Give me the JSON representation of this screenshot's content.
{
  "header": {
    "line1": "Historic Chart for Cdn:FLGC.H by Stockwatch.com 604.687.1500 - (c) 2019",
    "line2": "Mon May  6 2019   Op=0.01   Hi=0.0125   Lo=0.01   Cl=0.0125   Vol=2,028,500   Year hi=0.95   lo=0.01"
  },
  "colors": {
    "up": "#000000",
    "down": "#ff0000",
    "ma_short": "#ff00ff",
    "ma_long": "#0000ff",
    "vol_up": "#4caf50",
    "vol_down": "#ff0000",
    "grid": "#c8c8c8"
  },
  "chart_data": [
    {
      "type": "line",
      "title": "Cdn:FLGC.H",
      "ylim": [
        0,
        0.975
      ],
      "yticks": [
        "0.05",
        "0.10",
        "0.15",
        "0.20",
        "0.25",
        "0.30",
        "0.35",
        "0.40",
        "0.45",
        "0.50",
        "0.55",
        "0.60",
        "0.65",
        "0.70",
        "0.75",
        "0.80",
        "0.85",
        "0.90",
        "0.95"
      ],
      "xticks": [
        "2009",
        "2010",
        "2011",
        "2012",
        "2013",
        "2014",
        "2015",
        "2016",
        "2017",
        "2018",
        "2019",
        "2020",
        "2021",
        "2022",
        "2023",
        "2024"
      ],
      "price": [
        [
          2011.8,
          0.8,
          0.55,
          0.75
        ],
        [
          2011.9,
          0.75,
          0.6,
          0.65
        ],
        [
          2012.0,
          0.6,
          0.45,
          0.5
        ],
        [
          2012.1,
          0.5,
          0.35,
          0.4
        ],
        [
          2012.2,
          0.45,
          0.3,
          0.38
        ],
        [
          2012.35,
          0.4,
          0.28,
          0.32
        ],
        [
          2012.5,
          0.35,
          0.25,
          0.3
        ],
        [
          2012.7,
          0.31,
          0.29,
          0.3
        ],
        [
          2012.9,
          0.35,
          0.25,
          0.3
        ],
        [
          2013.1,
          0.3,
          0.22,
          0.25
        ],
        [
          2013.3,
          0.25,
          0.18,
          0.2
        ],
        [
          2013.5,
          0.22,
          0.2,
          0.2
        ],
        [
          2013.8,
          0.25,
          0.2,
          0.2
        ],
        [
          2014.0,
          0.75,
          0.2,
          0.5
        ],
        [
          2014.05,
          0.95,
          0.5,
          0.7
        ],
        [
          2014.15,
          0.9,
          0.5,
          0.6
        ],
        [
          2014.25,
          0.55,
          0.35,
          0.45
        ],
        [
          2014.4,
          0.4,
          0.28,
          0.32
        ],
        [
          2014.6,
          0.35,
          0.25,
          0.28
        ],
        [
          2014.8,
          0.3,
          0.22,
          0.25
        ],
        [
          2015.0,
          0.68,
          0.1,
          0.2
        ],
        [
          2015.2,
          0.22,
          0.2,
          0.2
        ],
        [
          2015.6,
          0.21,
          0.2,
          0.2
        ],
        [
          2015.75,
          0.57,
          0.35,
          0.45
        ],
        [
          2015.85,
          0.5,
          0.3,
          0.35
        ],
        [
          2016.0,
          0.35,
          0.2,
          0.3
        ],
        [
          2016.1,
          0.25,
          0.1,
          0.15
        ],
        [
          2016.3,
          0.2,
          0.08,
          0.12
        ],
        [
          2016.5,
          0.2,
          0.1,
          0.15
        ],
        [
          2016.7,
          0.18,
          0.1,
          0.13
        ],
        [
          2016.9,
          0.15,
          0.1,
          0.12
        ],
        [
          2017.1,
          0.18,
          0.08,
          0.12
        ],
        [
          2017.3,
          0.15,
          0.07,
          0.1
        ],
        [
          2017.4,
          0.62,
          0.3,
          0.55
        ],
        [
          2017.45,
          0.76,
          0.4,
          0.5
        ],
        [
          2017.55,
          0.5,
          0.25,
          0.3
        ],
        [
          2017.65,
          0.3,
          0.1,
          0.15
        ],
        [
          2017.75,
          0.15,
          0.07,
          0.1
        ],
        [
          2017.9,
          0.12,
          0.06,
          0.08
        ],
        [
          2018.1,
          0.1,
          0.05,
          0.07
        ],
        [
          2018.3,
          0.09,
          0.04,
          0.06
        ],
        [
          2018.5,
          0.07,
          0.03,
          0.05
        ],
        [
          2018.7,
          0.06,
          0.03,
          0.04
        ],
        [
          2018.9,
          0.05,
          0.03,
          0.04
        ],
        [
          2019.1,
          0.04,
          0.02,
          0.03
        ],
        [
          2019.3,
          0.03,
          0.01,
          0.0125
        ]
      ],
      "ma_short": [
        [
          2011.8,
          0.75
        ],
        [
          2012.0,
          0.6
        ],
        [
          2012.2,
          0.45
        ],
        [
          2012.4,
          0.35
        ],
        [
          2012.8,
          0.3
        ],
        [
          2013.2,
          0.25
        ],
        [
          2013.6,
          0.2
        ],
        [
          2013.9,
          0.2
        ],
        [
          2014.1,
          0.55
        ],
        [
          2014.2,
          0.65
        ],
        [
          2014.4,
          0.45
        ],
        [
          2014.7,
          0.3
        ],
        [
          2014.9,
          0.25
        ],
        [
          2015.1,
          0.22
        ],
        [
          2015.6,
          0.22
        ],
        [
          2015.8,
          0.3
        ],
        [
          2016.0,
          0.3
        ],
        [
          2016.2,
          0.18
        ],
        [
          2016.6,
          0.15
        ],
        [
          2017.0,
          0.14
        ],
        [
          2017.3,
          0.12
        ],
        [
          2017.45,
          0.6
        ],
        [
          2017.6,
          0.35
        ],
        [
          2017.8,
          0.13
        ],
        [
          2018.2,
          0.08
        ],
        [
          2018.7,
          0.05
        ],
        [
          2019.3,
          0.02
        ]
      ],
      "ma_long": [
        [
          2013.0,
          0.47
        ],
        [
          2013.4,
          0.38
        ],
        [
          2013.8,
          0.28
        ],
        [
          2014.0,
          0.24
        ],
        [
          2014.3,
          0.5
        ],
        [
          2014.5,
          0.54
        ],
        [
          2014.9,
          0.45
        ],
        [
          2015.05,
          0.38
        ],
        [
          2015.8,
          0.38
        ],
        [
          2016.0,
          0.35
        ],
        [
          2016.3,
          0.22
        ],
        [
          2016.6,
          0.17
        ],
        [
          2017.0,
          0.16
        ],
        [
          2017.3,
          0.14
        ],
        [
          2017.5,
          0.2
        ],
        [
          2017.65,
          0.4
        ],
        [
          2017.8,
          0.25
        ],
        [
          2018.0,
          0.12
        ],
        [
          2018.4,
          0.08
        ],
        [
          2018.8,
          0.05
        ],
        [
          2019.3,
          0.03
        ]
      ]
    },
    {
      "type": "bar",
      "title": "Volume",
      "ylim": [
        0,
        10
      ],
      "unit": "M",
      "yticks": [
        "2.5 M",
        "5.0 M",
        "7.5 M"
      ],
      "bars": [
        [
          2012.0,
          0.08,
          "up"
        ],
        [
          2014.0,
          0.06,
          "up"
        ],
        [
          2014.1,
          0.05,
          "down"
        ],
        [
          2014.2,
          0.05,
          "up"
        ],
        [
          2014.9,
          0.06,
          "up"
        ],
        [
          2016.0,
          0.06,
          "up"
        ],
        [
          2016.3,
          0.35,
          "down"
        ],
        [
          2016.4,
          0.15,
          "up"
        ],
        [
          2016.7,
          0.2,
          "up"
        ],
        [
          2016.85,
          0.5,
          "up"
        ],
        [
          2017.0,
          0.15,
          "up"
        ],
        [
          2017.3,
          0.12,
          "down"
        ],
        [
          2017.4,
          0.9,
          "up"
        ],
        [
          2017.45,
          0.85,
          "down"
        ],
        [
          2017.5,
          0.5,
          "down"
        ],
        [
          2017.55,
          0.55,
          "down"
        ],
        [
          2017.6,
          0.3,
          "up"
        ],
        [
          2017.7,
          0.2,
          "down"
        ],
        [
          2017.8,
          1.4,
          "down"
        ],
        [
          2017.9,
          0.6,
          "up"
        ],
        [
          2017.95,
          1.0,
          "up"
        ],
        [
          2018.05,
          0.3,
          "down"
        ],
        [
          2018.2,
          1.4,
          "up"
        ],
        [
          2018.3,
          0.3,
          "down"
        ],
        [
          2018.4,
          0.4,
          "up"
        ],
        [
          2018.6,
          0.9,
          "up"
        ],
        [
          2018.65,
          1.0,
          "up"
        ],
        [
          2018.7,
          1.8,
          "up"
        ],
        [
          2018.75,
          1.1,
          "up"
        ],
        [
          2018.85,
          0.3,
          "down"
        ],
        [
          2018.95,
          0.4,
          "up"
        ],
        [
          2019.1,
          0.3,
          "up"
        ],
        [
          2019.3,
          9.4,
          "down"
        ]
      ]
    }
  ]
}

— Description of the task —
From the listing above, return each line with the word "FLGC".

— Exercise response —
    "line1": "Historic Chart for Cdn:FLGC.H by Stockwatch.com 604.687.1500 - (c) 2019",
      "title": "Cdn:FLGC.H",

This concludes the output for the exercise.